By J. K. Schmid, Special to the AFRO

Relief for Baltimore renters moved forward to committee April 27.

Bill 20-0526, titled Baltimore City COVID-19 Renter Relief Act, proposes to prohibit the increase in rents and assessment of certain fees as approximately 300,000 Baltimore renters attempt to navigate the twin crises of extreme health risk and extreme economic downturn.

The bill, as currently drafted, will apply relief back to March 5, when Governor Larry Hogan first declared a state of emergency. Protections are proposed to continue throughout the length of the state of emergency, and 90 days after the state of emergency concludes.

Baltimore City Council President Brandon Scott (Image Courtesy Baltimore City Council)

As drafted, the bill prohibits landlords from not only sending notice of increased rents, but also demands that landlords send in writing to tenants that any notice of rents during the crisis be disregarded.

Further, late fees are forbidden for the duration of the crisis and 90 days beyond.

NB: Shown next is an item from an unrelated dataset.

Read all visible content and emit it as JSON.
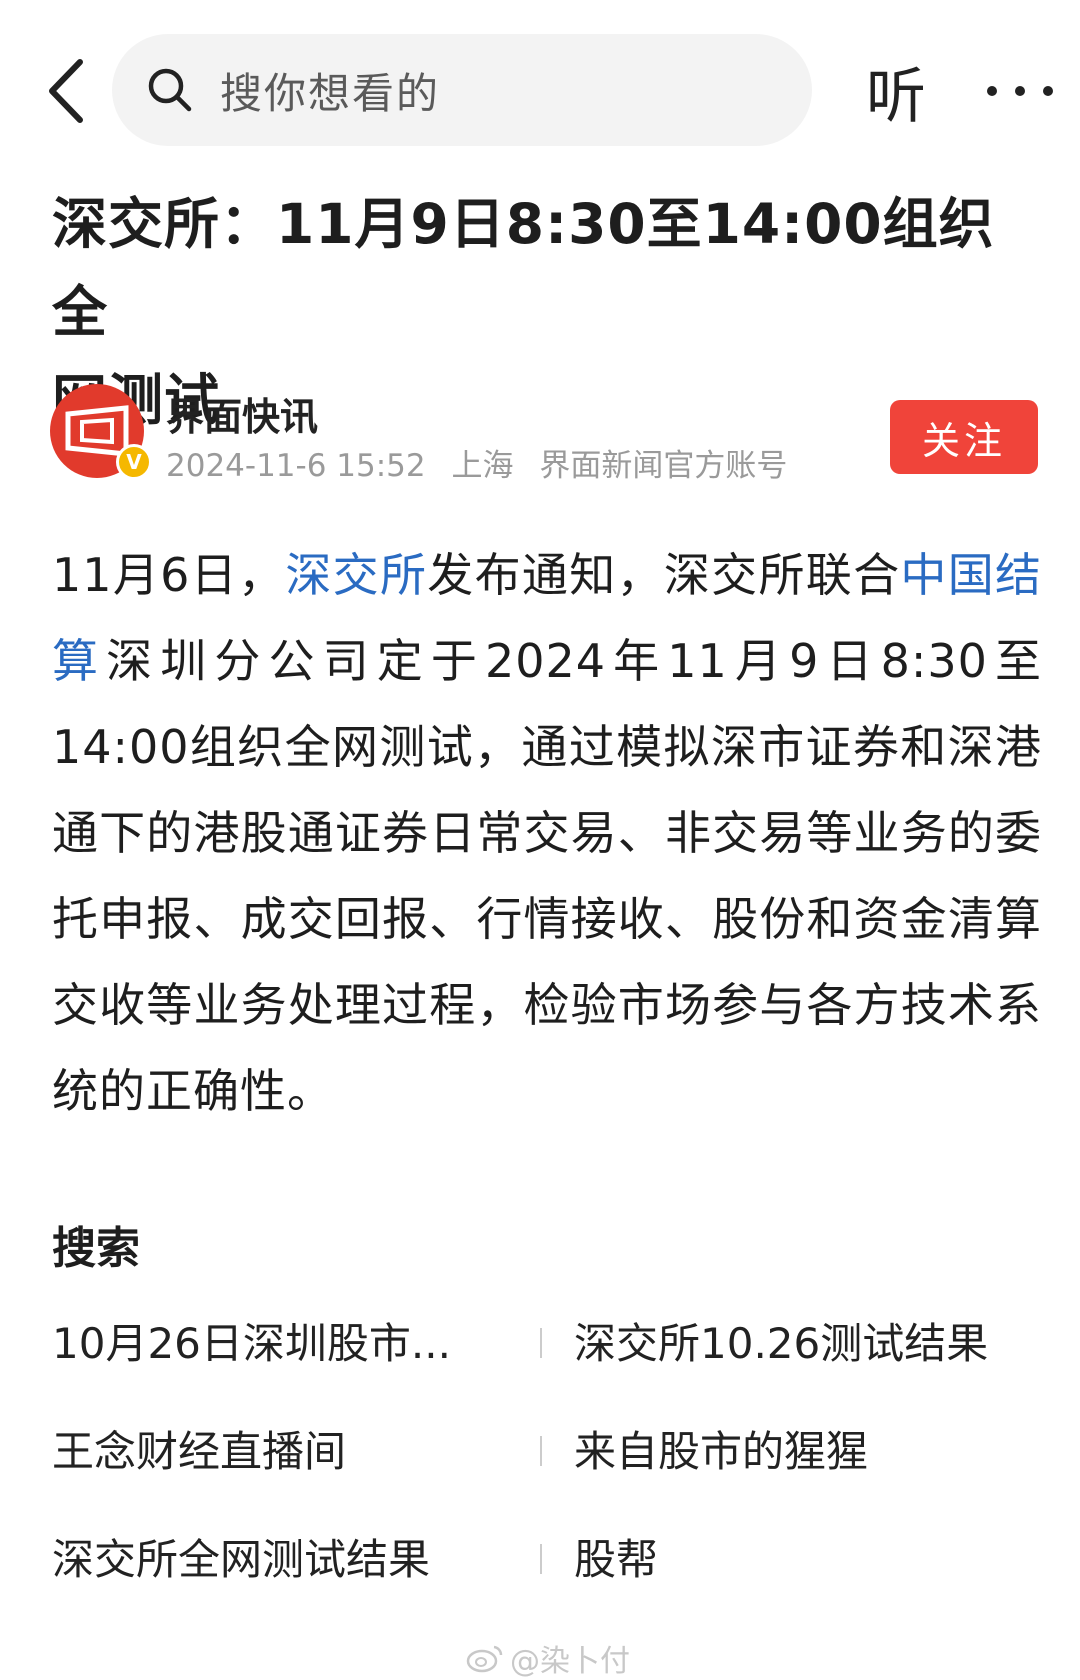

Baltimore City’s Department of Planning last published that 55 percent of Baltimore City residents rent.

“We understand and we know that Baltimore is a city where renters are a huge part of our population, and any time we’re dealing with government, especially during an emergency like COVID-19, we must deeply consider their needs,” City Council President Brandon Scott said of the bill at the April 27 City Council meeting. “When you don’t know where your next check is coming from, you shouldn’t have to stress about whether your landlord is raising rent during the biggest health and economic emergency of our lifetime.”

The bill comes as additional relief for Baltimore renters. The moratorium on Baltimore evictions is ongoing.

While these measures await approval by the Land Use Committee, the city, through resolution, has appealed to Congress for direct aid to Baltimore renters.

The resolution, Council Bill 20-0216R, cites a global, national and state emergency and ongoing economic interruption and disruption. The resolution goes on to advise Congress that 44 million Americans rent with a median income of $41,000 and so concludes “the Council calls on the United States Congress to create a direct Rental Housing Assistance fund to assist residents and stabilize communities.”

“We know that our wonderful folks in Congress have been working towards trying to aid the American people,” Scott said. “But what we’re saying with this resolution is that we know that renters need direct assistance as well, just as homeowners and other individuals.”

At the time of this writing, Congress has passed three stimulus bills targeted at business interests, but nothing so specifically geared towards renters.

“What we’re asking them to do is consider adding in resources directly to impact renters ability to have assistance from their government,” Scott said. “Simply just doing what they’ve done for so many different organizations through taxes of American citizens.”